This is “Asphalt and Bitumen, Sodom and Gomorrah: Placing Yale’s Voynich Manuscript on the Herbal Timeline“, presented by Alexandra Marraccini of the University of Chicago. The description runs like this:
Yale Beinecke MS 408, colloquially known as the Voynich manuscript, is largely untouched by modern manuscript scholars. Written in an unreadable cipher or language, and of Italianate origin, but also dated to Rudolphine court circles, the manuscript is often treated as a scholarly pariah. This paper attempts to give the Voynich manuscript context for serious iconographic debate using a case study of Salernian and Pseudo- Apuleian herbals and their stemmae. Treating images of the flattened cities of Sodom and Gommorah from Vatican Chig. F VII 158, BL Sloane 4016, and several other exempla from the Bodleian and beyond, this essays situates the Voynich iconography, both in otherwise unidentified foldouts and in the manuscript’s explicitly plant-based portion, within the tradition of Northern Italian herbals of the 14th-15th centuries, which also had strong alchemical and astrological ties. In anchoring the Voynich images to the dateable and traceable herbal manuscript timeline, this paper attempts to re-situate the manuscript as approachable in a truly scholarly context, and to re-characterise it, no longer as an ahistorical artefact, but as an object rooted in a pictorial tradition tied to a particular place and time.
BL Sloane 4016 is a similar-looking herbal that Voynich researchers know well. Most famously, Alan Touwaide wrote a 500-page scholarly commentary on it (as mentioned in Rene’s summary of Touwaide’s chapter in the recent Yale facsimile). It dates to the 1440s in Lombardy, and even has a frog (‘rana’) on folio 81:
Marracini herself is an art historian who previously graduated from Yale, and who has an almost impossibly perfect set of research interests:
Her research focuses on Late Medieval and Early Modern scientific images, particularly alchemical and medical material, in England, Scotland, Germany, and the Netherlands. Her interests in the field also include book history and manuscript studies, Late Antique material culture, and the historiography of art, particularly in Warburgian contexts. Currently, she is writing on the history of Hermetic-scientific images and diagrams, and her work on Elias Ashmole’s copies of the Ripley Scrolls is forthcoming in the journal Abraxas.

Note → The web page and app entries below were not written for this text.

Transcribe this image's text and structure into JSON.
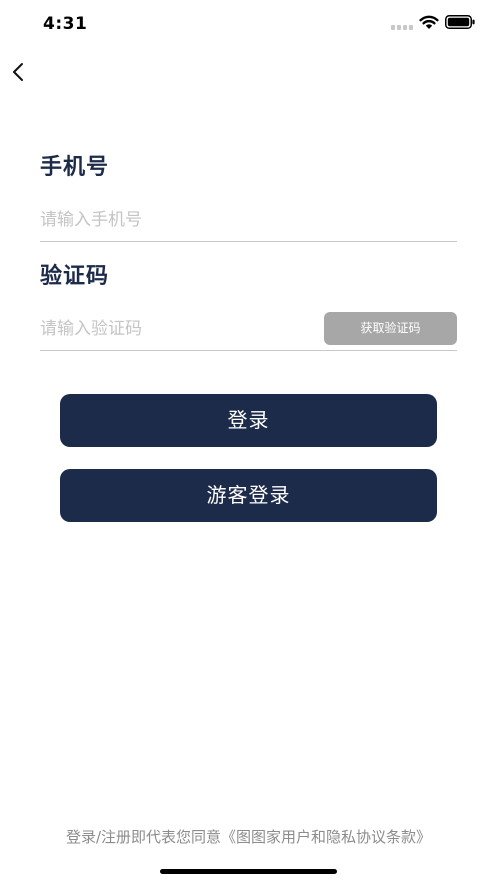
{
  "status_bar": {
    "time": "4:31",
    "icons": [
      "cellular-signal-icon",
      "wifi-icon",
      "battery-icon"
    ]
  },
  "nav": {
    "back_icon": "chevron-left-icon"
  },
  "form": {
    "phone_label": "手机号",
    "phone_placeholder": "请输入手机号",
    "phone_value": "",
    "code_label": "验证码",
    "code_placeholder": "请输入验证码",
    "code_value": "",
    "get_code_label": "获取验证码"
  },
  "buttons": {
    "login_label": "登录",
    "guest_login_label": "游客登录"
  },
  "footer": {
    "agreement_text": "登录/注册即代表您同意《图图家用户和隐私协议条款》"
  },
  "colors": {
    "primary": "#1d2b4a",
    "get_code_button": "#a7a7a7",
    "placeholder": "#c4c4c4",
    "footer_text": "#8c8c8c"
  }
}
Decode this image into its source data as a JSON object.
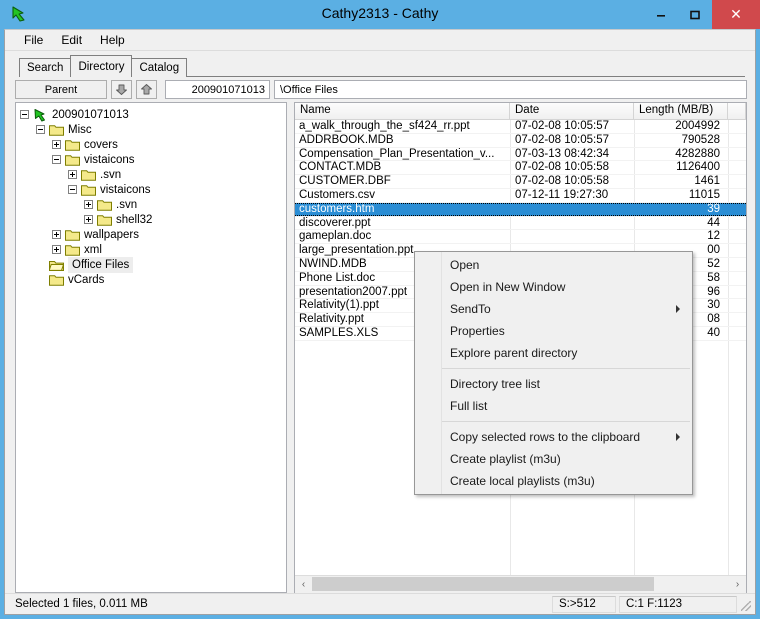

All of which looks almost too good to be true. It’s just a shame her presentation falls on April Fool’s Day, so we’re bound to have people claiming that she doesn’t really exist and it’s all a conspiracy etc. 😉